EXERCISE OBJECTIVE =>
Write out the full set of records exactly. Any pictures in them do not belong in the copy.
········
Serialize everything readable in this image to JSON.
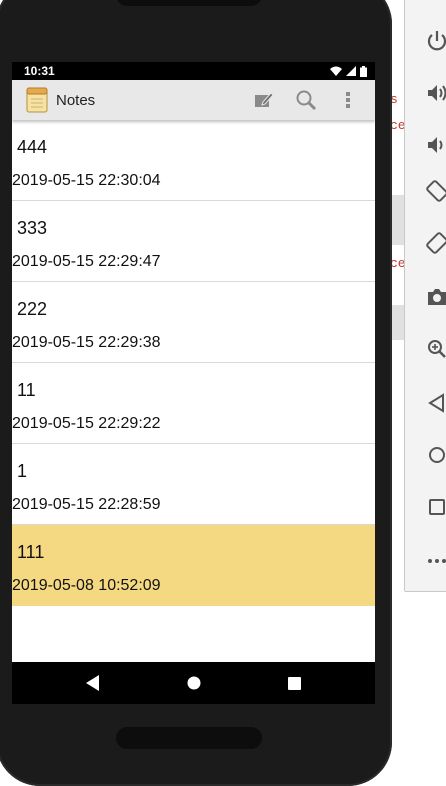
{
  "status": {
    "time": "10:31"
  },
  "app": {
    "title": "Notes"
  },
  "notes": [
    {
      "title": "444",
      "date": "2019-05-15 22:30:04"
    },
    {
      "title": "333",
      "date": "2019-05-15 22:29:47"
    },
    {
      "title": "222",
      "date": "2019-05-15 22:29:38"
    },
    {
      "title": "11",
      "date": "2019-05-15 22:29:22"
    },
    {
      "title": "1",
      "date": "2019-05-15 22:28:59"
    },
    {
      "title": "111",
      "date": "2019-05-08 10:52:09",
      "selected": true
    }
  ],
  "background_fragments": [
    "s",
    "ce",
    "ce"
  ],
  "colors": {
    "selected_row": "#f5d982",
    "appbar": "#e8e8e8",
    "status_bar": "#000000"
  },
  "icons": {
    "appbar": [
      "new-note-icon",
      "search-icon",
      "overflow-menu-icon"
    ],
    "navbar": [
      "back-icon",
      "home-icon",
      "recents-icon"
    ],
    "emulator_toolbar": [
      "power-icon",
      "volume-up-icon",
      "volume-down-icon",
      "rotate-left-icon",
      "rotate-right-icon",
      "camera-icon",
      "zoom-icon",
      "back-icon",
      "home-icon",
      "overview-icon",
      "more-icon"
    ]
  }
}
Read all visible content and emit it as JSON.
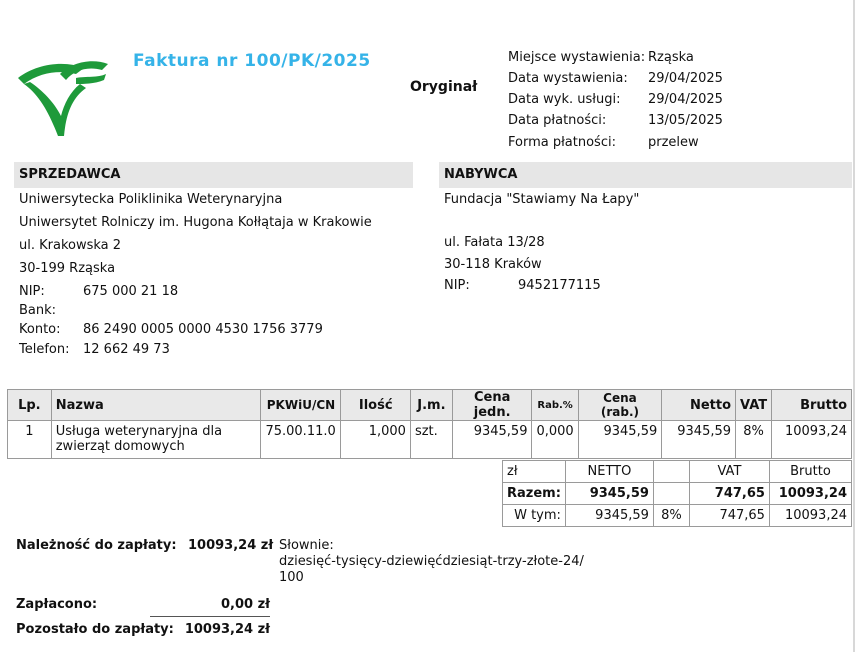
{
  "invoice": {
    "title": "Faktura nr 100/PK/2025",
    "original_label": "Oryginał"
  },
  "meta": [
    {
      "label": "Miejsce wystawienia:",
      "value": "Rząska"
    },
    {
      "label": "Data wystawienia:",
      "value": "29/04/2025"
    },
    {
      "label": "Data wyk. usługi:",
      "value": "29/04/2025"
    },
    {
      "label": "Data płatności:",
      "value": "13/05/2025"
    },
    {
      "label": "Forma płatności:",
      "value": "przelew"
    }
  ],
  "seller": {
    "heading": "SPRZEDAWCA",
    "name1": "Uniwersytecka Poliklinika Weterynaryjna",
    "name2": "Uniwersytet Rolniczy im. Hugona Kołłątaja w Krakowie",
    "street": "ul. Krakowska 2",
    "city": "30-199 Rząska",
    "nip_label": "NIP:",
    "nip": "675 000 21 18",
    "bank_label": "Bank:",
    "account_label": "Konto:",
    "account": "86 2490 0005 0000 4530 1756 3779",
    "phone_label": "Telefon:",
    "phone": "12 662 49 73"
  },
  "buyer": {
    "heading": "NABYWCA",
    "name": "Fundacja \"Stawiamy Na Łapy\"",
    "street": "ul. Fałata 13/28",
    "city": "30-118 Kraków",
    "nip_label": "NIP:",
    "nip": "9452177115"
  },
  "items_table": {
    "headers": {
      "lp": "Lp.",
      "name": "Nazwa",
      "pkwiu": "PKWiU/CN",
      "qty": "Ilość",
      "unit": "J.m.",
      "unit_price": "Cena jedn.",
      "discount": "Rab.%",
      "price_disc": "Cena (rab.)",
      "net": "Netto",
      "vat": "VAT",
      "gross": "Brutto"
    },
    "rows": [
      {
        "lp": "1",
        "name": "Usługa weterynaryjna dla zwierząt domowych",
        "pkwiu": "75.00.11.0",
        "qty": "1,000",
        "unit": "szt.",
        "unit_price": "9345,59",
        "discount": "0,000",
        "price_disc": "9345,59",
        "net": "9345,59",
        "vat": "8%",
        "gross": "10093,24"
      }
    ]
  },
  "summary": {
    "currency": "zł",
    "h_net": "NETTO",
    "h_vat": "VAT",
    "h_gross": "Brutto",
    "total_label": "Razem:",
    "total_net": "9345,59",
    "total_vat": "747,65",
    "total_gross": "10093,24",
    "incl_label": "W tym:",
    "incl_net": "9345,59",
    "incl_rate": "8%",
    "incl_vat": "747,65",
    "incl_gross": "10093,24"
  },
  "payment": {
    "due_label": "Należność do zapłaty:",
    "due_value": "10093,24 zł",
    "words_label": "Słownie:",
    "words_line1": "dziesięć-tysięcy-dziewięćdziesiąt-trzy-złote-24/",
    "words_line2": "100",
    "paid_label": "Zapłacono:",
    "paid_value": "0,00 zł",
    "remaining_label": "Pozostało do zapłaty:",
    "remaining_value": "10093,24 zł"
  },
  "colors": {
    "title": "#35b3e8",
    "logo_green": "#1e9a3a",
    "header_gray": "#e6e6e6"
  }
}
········
YOUR SOLUTION =>
Serialize everything readable in this image to JSON.
{
  "status": {
    "time": "10:31"
  },
  "app": {
    "title": "Notes"
  },
  "notes": [
    {
      "title": "444",
      "date": "2019-05-15 22:30:04"
    },
    {
      "title": "333",
      "date": "2019-05-15 22:29:47"
    },
    {
      "title": "222",
      "date": "2019-05-15 22:29:38"
    },
    {
      "title": "11",
      "date": "2019-05-15 22:29:22"
    },
    {
      "title": "1",
      "date": "2019-05-15 22:28:59"
    },
    {
      "title": "111",
      "date": "2019-05-08 10:52:09",
      "selected": true
    }
  ],
  "background_fragments": [
    "s",
    "ce",
    "ce"
  ],
  "colors": {
    "selected_row": "#f5d982",
    "appbar": "#e8e8e8",
    "status_bar": "#000000"
  },
  "icons": {
    "appbar": [
      "new-note-icon",
      "search-icon",
      "overflow-menu-icon"
    ],
    "navbar": [
      "back-icon",
      "home-icon",
      "recents-icon"
    ],
    "emulator_toolbar": [
      "power-icon",
      "volume-up-icon",
      "volume-down-icon",
      "rotate-left-icon",
      "rotate-right-icon",
      "camera-icon",
      "zoom-icon",
      "back-icon",
      "home-icon",
      "overview-icon",
      "more-icon"
    ]
  }
}
Read all visible content and emit it as JSON.
{
  "invoice": {
    "title": "Faktura nr 100/PK/2025",
    "original_label": "Oryginał"
  },
  "meta": [
    {
      "label": "Miejsce wystawienia:",
      "value": "Rząska"
    },
    {
      "label": "Data wystawienia:",
      "value": "29/04/2025"
    },
    {
      "label": "Data wyk. usługi:",
      "value": "29/04/2025"
    },
    {
      "label": "Data płatności:",
      "value": "13/05/2025"
    },
    {
      "label": "Forma płatności:",
      "value": "przelew"
    }
  ],
  "seller": {
    "heading": "SPRZEDAWCA",
    "name1": "Uniwersytecka Poliklinika Weterynaryjna",
    "name2": "Uniwersytet Rolniczy im. Hugona Kołłątaja w Krakowie",
    "street": "ul. Krakowska 2",
    "city": "30-199 Rząska",
    "nip_label": "NIP:",
    "nip": "675 000 21 18",
    "bank_label": "Bank:",
    "account_label": "Konto:",
    "account": "86 2490 0005 0000 4530 1756 3779",
    "phone_label": "Telefon:",
    "phone": "12 662 49 73"
  },
  "buyer": {
    "heading": "NABYWCA",
    "name": "Fundacja \"Stawiamy Na Łapy\"",
    "street": "ul. Fałata 13/28",
    "city": "30-118 Kraków",
    "nip_label": "NIP:",
    "nip": "9452177115"
  },
  "items_table": {
    "headers": {
      "lp": "Lp.",
      "name": "Nazwa",
      "pkwiu": "PKWiU/CN",
      "qty": "Ilość",
      "unit": "J.m.",
      "unit_price": "Cena jedn.",
      "discount": "Rab.%",
      "price_disc": "Cena (rab.)",
      "net": "Netto",
      "vat": "VAT",
      "gross": "Brutto"
    },
    "rows": [
      {
        "lp": "1",
        "name": "Usługa weterynaryjna dla zwierząt domowych",
        "pkwiu": "75.00.11.0",
        "qty": "1,000",
        "unit": "szt.",
        "unit_price": "9345,59",
        "discount": "0,000",
        "price_disc": "9345,59",
        "net": "9345,59",
        "vat": "8%",
        "gross": "10093,24"
      }
    ]
  },
  "summary": {
    "currency": "zł",
    "h_net": "NETTO",
    "h_vat": "VAT",
    "h_gross": "Brutto",
    "total_label": "Razem:",
    "total_net": "9345,59",
    "total_vat": "747,65",
    "total_gross": "10093,24",
    "incl_label": "W tym:",
    "incl_net": "9345,59",
    "incl_rate": "8%",
    "incl_vat": "747,65",
    "incl_gross": "10093,24"
  },
  "payment": {
    "due_label": "Należność do zapłaty:",
    "due_value": "10093,24 zł",
    "words_label": "Słownie:",
    "words_line1": "dziesięć-tysięcy-dziewięćdziesiąt-trzy-złote-24/",
    "words_line2": "100",
    "paid_label": "Zapłacono:",
    "paid_value": "0,00 zł",
    "remaining_label": "Pozostało do zapłaty:",
    "remaining_value": "10093,24 zł"
  },
  "colors": {
    "title": "#35b3e8",
    "logo_green": "#1e9a3a",
    "header_gray": "#e6e6e6"
  }
}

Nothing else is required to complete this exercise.